Next we consider the layered material 1T-TaS2, where a charge density wave (CDW) transition at intermediate temperatures leads to a cluster Mott insulator with one spin–1/2 per 13-site unit cell arranged into a triangular lattice, with phenomenology consistent with a spin liquid state19. A small fraction of the spins (less than than a few % per cluster) were recently observed to produce a low temperature T-linear term in the heat capacity with a coefficient that decreases monotonically with a magnetic field (ref.20 Fig. 4) roughly as C ~ H−2/3T. This is consistent with the argument above for linear scaling (q = 0) for 1T-TaS2 due to its high crystal symmetry, preserved even in the CDW state, that forbids DM interactions from being generated for not only nearest neighbor and second neighbor bonds but further neighbor bonds as well. A replot of the C[H, T] two-parameter data (Y. Dagan and I. Silber, personal communication) indeed shows data collapse consistent with Eq. (2) with q = 0.

It will be interesting to test the data collapse scaling form for other frustrated spin–1/2 quantum magnets. Other layered compounds such as YbMgGaO4 and YbZnGaO4, both with effective spin–1/2 moments from Yb arranged on a triangular lattice and with intrinsic Mg/Ga and Zn/Ga charge disorder21,22 show clear C ~ T1−γ scaling in zero field measurements21,23,24; but the \(T \ll H \ll J_0\) scaling limit, given the small lattice magnetic exchange energy J0 ~ few K, is not yet clear. The case q = 2 is expected to arise most naturally in magnets with fully 3D magnetic lattices such as Ba2YMoO625, which we leave for future work.
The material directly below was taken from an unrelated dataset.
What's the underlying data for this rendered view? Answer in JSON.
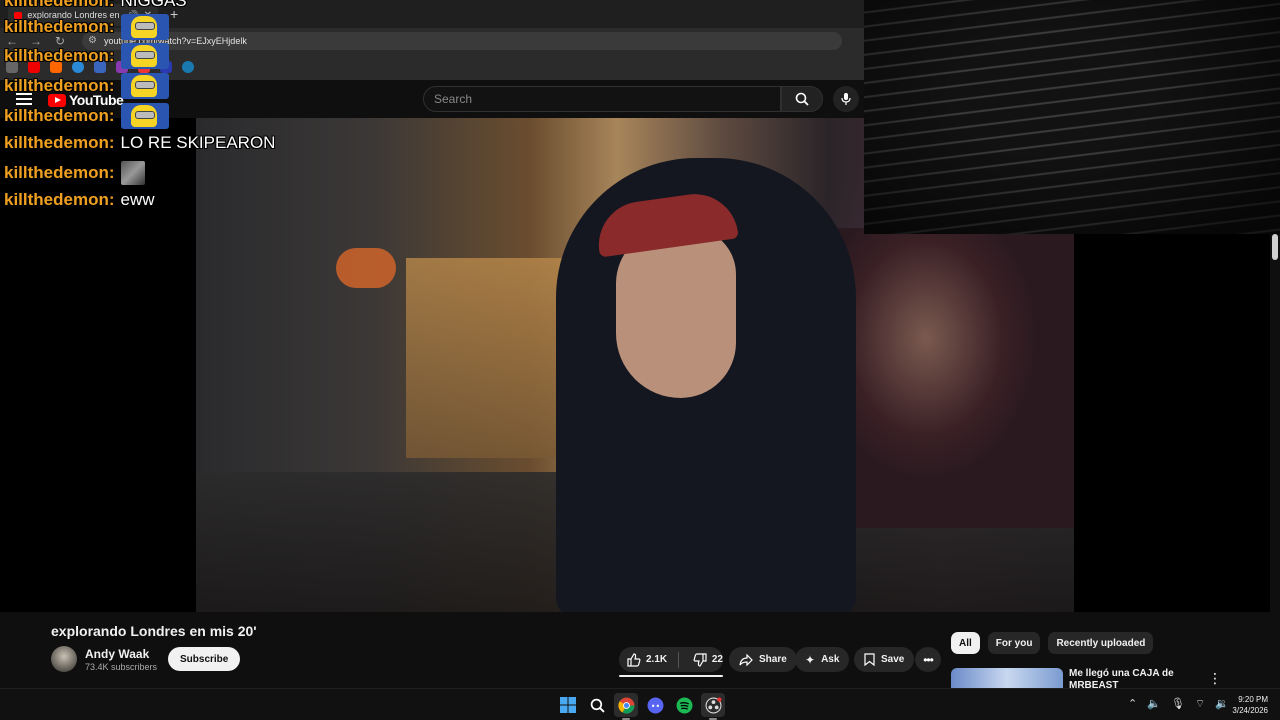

Finally, we note that the appearance of scaling and data collapse sheds light on two interrelated subsystems of the quantum magnet. The first subsystem is formed by the local moments that contribute to the heat capacity scaling. When the material disorder does not directly change the sites of its spin–1/2 lattice but rather impacts it (weakly or strongly) only through bond randomness in the magnetic exchanges—likely the case for all the materials discussed above except synthetic herbertsmithite—then the local moment subsystem is emergent via an unusual RG flow7. The quantum critical scaling functions which can be exhibited by this subsystem are interesting both in their own right and as a signature of a coexisting quantum paramagnet state for the second subsystem, consisting of the remaining spins. This coexisting quantum paramagnetic phase must involve valence bonds which may be frozen, possibly with a relic of valence-bond-solid order, or resonating, as in a quantum spin liquid and associated topological order. The interplay of the quantum paramagnet with the local moments that produce the T/H scaling merits further exploration.